Lost, of course, amidst the tallying of American costs and the boasts of American Exceptionalism, are the costs imposed by the benevolent empire on the Iraqi people. But when the US press is not busy suppressing the overall costs endured by the Iraqi people, it is busy grossly underestimate Iraqi casualties.
The standard figure cited in the American press for Iraqi fatalities is the 104,122 – 113,700 range provided by the Iraq Body Count (IBC) — although as we have seen, The New York Times editorial board puts the figure in the tens of thousands. As ghastly as 100,000, or even 10,000, civilian casualties are, they pale in comparison to the true magnitude of the bloodshed.

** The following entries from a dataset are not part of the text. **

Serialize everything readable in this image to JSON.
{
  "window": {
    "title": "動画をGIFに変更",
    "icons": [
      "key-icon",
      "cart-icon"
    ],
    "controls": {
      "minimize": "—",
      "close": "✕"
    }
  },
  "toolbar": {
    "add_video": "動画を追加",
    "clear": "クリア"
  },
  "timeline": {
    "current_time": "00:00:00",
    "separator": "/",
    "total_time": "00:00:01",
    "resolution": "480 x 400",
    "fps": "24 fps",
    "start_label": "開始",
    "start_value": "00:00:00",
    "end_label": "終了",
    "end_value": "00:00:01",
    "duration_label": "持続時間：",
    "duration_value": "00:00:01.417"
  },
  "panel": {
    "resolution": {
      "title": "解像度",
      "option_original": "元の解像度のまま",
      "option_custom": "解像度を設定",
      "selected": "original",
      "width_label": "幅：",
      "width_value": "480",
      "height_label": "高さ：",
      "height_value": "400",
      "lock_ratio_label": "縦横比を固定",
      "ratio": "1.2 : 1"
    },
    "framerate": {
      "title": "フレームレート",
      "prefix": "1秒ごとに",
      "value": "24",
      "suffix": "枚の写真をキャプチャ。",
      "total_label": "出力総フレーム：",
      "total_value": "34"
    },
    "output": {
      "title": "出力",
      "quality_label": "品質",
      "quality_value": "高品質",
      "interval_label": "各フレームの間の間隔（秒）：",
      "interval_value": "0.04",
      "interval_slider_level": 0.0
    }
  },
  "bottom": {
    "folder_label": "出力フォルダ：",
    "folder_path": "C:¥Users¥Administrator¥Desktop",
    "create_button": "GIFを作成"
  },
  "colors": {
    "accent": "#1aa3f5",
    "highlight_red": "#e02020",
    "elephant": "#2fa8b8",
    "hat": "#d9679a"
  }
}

The commonly cited IBC figures provide a rather incomplete assessment of Iraqi casualties. This is because the IBC relies primarily on “crosschecked media reports of violent events leading to the death of civilians.” The problem of media based sourcing was illustrated in a University of California-Berkley study surveying the deaths in Guatemala from 1960 to 1996. The study, as David Edwards and David Cromwell write in their book Newspeak, “found that numbers of murders reported by the media in fact decreased as violence increased.” The explanation for such an apparent abnormality is rather straightforward. For journalists are not immune from violence. And thus as violence increases, the ability to freely move about and accurately report within the combat zone lessens, leading to decreased reports of fatalities.

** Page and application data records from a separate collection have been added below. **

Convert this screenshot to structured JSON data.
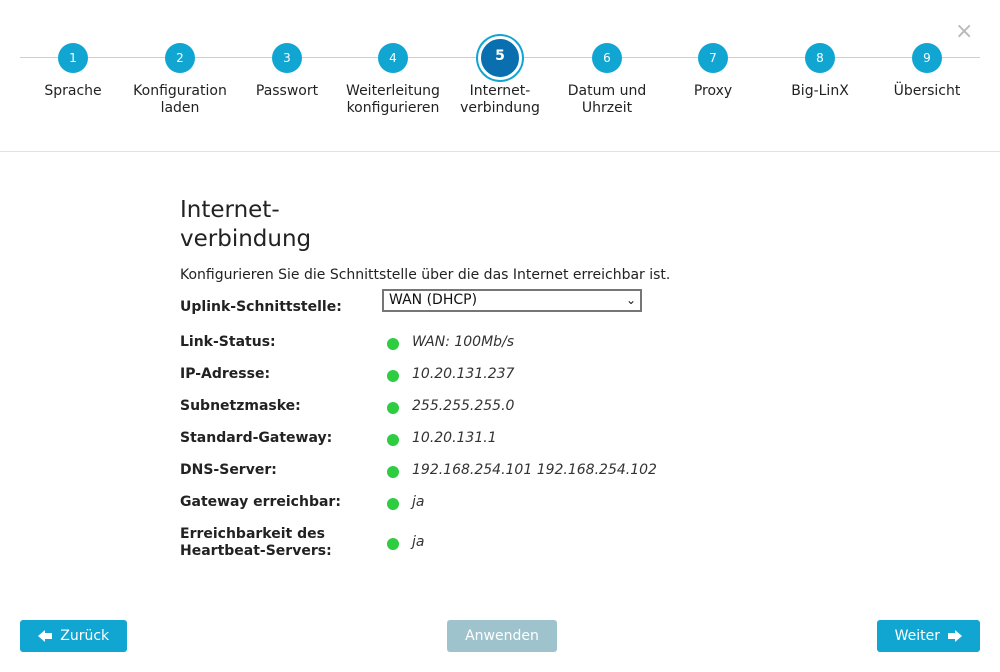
{
  "close_label": "×",
  "steps": [
    {
      "number": "1",
      "label": "Sprache"
    },
    {
      "number": "2",
      "label": "Konfiguration laden"
    },
    {
      "number": "3",
      "label": "Passwort"
    },
    {
      "number": "4",
      "label": "Weiterleitung konfigurieren"
    },
    {
      "number": "5",
      "label": "Internet-verbindung"
    },
    {
      "number": "6",
      "label": "Datum und Uhrzeit"
    },
    {
      "number": "7",
      "label": "Proxy"
    },
    {
      "number": "8",
      "label": "Big-LinX"
    },
    {
      "number": "9",
      "label": "Übersicht"
    }
  ],
  "active_step": 5,
  "page": {
    "title": "Internet-verbindung",
    "description": "Konfigurieren Sie die Schnittstelle über die das Internet erreichbar ist."
  },
  "form": {
    "uplink_label": "Uplink-Schnittstelle:",
    "uplink_value": "WAN (DHCP)",
    "status_rows": [
      {
        "label": "Link-Status:",
        "value": "WAN: 100Mb/s"
      },
      {
        "label": "IP-Adresse:",
        "value": "10.20.131.237"
      },
      {
        "label": "Subnetzmaske:",
        "value": "255.255.255.0"
      },
      {
        "label": "Standard-Gateway:",
        "value": "10.20.131.1"
      },
      {
        "label": "DNS-Server:",
        "value": "192.168.254.101 192.168.254.102"
      },
      {
        "label": "Gateway erreichbar:",
        "value": "ja"
      },
      {
        "label": "Erreichbarkeit des Heartbeat-Servers:",
        "value": "ja"
      }
    ]
  },
  "buttons": {
    "back": "Zurück",
    "apply": "Anwenden",
    "next": "Weiter"
  },
  "colors": {
    "accent": "#11a5d2",
    "active_step": "#0a6fae",
    "status_ok": "#2ecc40",
    "disabled": "#9ec3cd"
  }
}
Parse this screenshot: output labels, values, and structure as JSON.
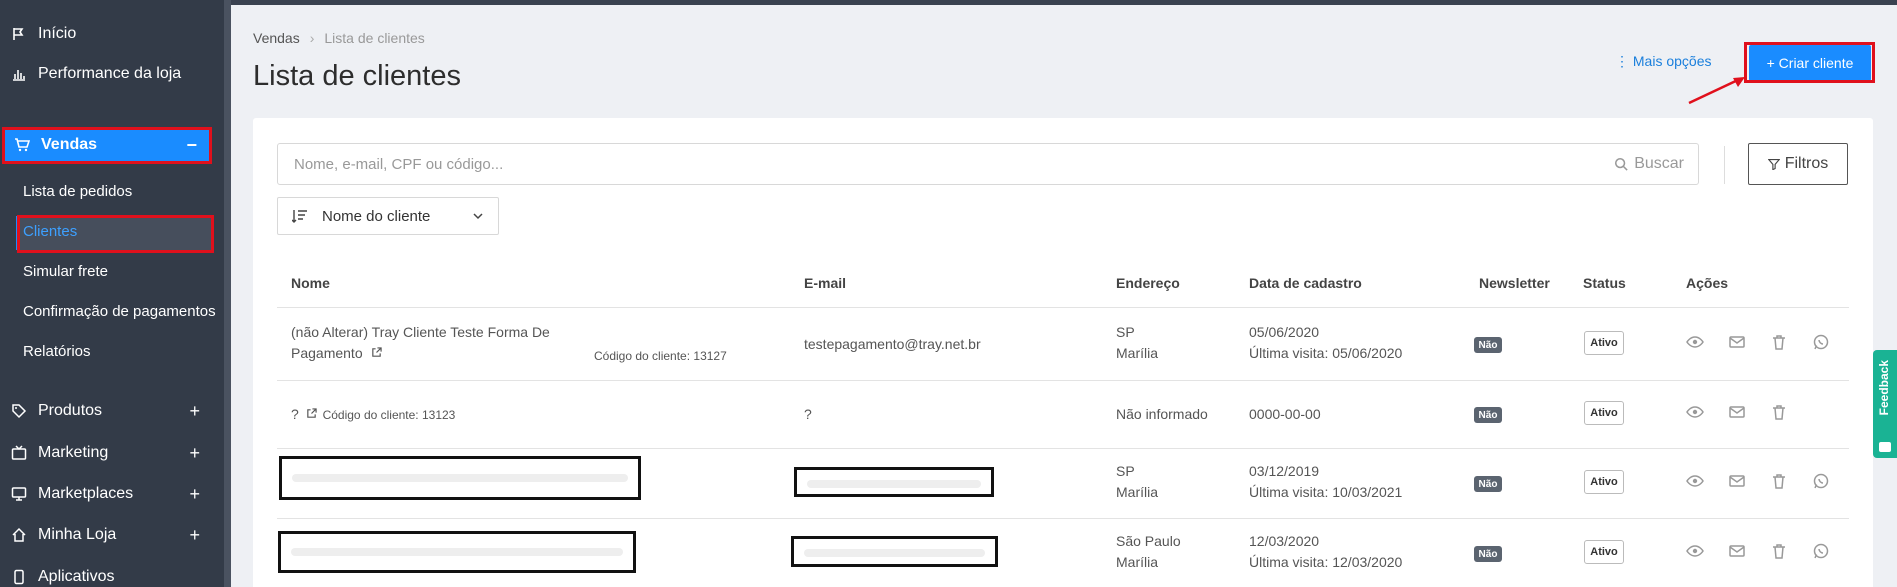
{
  "sidebar": {
    "inicio": "Início",
    "performance": "Performance da loja",
    "vendas": "Vendas",
    "vendas_toggle": "−",
    "sub": [
      "Lista de pedidos",
      "Clientes",
      "Simular frete",
      "Confirmação de pagamentos",
      "Relatórios"
    ],
    "produtos": "Produtos",
    "marketing": "Marketing",
    "marketplaces": "Marketplaces",
    "minha_loja": "Minha Loja",
    "aplicativos": "Aplicativos",
    "expand": "+"
  },
  "header": {
    "breadcrumb_root": "Vendas",
    "breadcrumb_sep": "›",
    "breadcrumb_current": "Lista de clientes",
    "title": "Lista de clientes",
    "more_options": "⋮ Mais opções",
    "create_button": "+ Criar cliente"
  },
  "search": {
    "placeholder": "Nome, e-mail, CPF ou código...",
    "button": "Buscar"
  },
  "filters_label": "Filtros",
  "sort_label": "Nome do cliente",
  "table": {
    "columns": [
      "Nome",
      "E-mail",
      "Endereço",
      "Data de cadastro",
      "Newsletter",
      "Status",
      "Ações"
    ],
    "rows": [
      {
        "name_line1": "(não Alterar) Tray Cliente Teste Forma De",
        "name_line2": "Pagamento",
        "code": "Código do cliente: 13127",
        "email": "testepagamento@tray.net.br",
        "state": "SP",
        "city": "Marília",
        "date": "05/06/2020",
        "last_visit": "Última visita: 05/06/2020",
        "newsletter": "Não",
        "status": "Ativo"
      },
      {
        "name_line1": "?",
        "code": "Código do cliente: 13123",
        "email": "?",
        "address": "Não informado",
        "date": "0000-00-00",
        "newsletter": "Não",
        "status": "Ativo"
      },
      {
        "state": "SP",
        "city": "Marília",
        "date": "03/12/2019",
        "last_visit": "Última visita: 10/03/2021",
        "newsletter": "Não",
        "status": "Ativo"
      },
      {
        "state": "São Paulo",
        "city": "Marília",
        "date": "12/03/2020",
        "last_visit": "Última visita: 12/03/2020",
        "newsletter": "Não",
        "status": "Ativo"
      }
    ]
  },
  "feedback_label": "Feedback",
  "colors": {
    "accent": "#1a8cff",
    "sidebar": "#333b48",
    "highlight": "#e0101c",
    "feedback": "#1ab394"
  },
  "icons": [
    "flag-icon",
    "bar-chart-icon",
    "cart-icon",
    "tag-icon",
    "tv-icon",
    "monitor-icon",
    "home-icon",
    "phone-icon",
    "search-icon",
    "filter-icon",
    "sort-icon",
    "chevron-down-icon",
    "eye-icon",
    "mail-icon",
    "trash-icon",
    "whatsapp-icon",
    "external-link-icon"
  ]
}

Therefore, the much more accurate Iraqi casualty figure comes not from an analysis of media reports, but from the independent non-partisan organization Just Foreign Policy, which incorporates a 2006 peer reviewed Iraq morality study published in the medical journal Lancet. The Lancet study found “654,965 excess Iraqi deaths as a consequence of the war” from the start of the invasion to July 2006. Updating these figures, Just Foreign Policy today estimates the Iraq War casualty figure to presently stand at a sobering toll of 1,455,590 — ten times the magnitude of the IBC figure.
For context—if such a number can truly be put in context—this surpasses the number killed in 1994 genocide in Rwanda. Unsurprisingly, this more comprehensive assessment of Iraq War casualties has rarely seen the light of day in the US press and has continued to be suppressed in the recent bout of reflections on the cost of the war.

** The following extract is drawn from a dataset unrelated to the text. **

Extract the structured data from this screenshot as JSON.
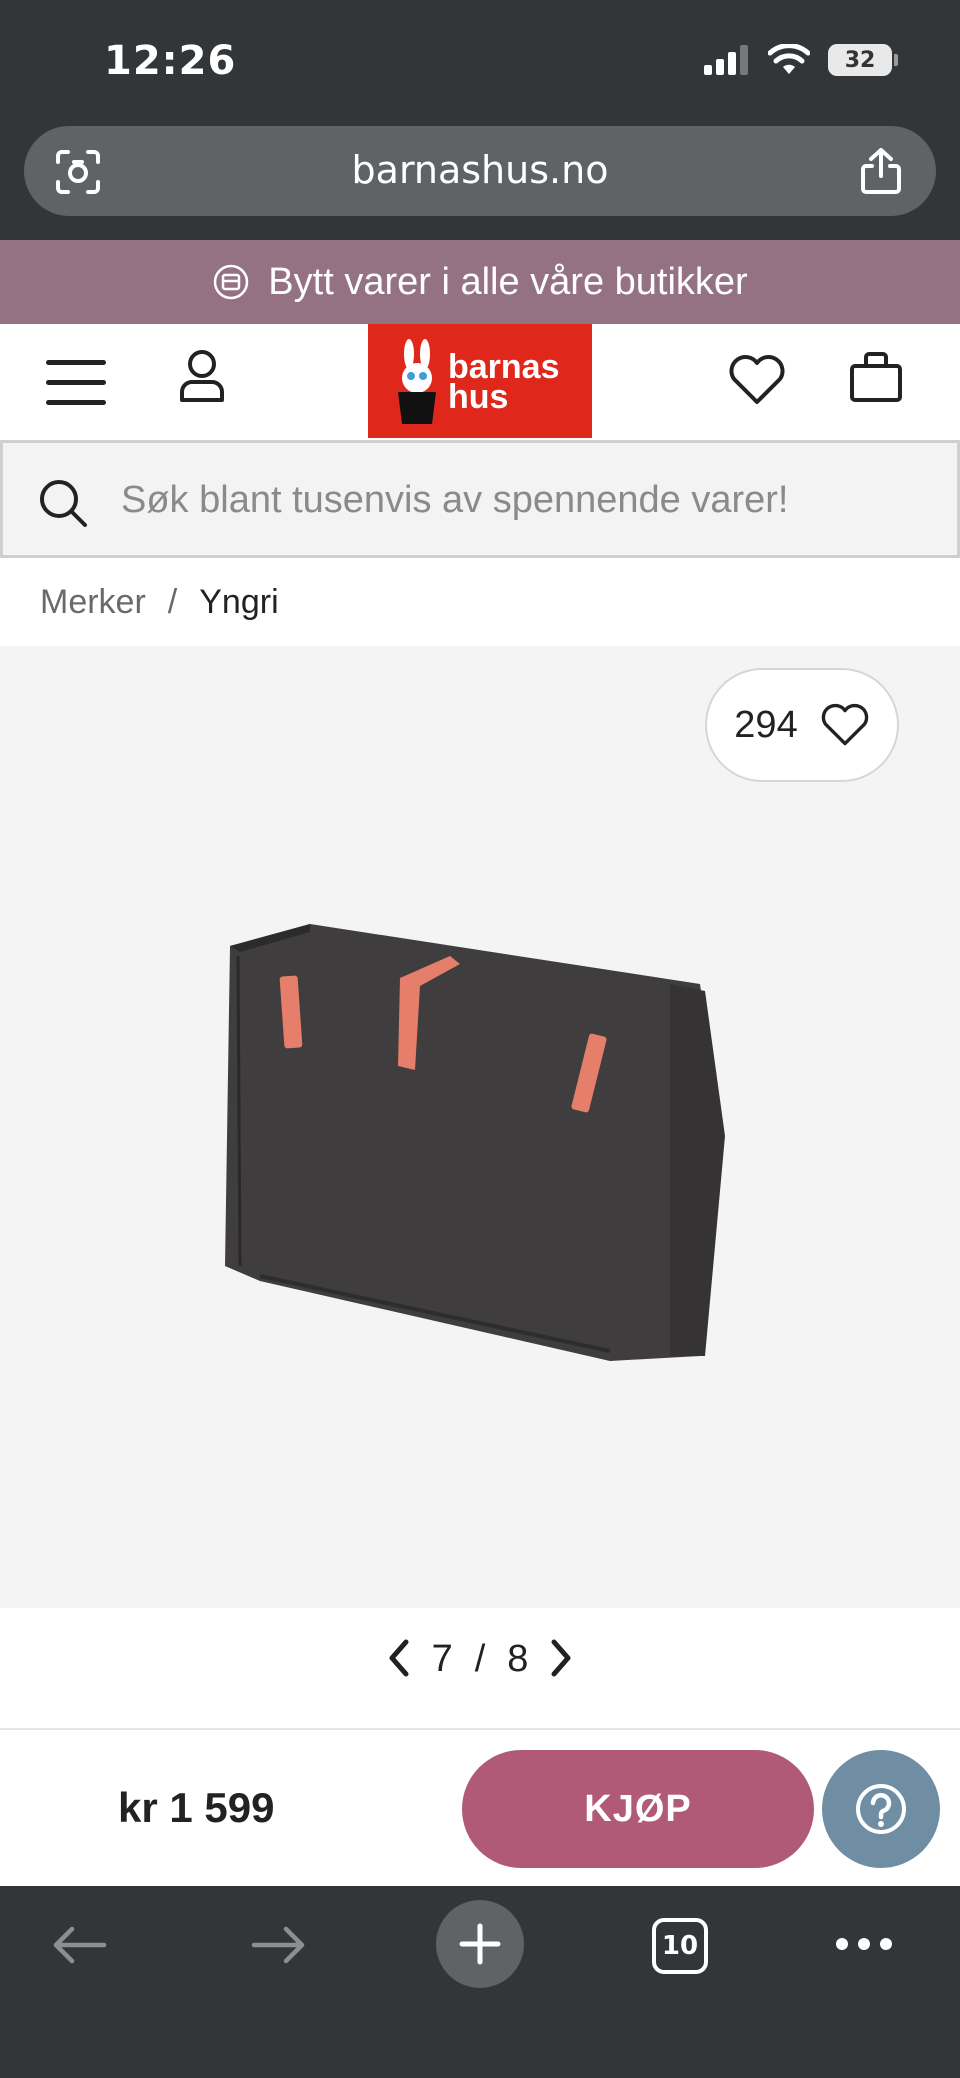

And so then after nine years of bloodshed, largely cheered on by a war hungry US press, the conclusion of the American media as the war draws to an end is that it was all indeed a rather costly mistake. But the mistake, we are told, was not one of criminality — as any reasoned assessment of the war would inevitably conclude — but rather more strategic in nature. For in what former Secretary of State Madeleine Albright deemed the “lone indispensable nation,” aggression is always a justified posture.
This, in fact, is something not only shown in the media reflections on the Iraq War, but also seen in the escalating rhetoric Washington currently levies against Iran. Hence, until the American people come to fully understand the unvarnished truth of their state’s crimes, until the American press comes to fully interrogate such crimes like any functioning free press would, we can only expect American imperial adventures to continue apace. We can only expect future revisionist media assessments of future imperial wars.
Read in al-Akhbar English here.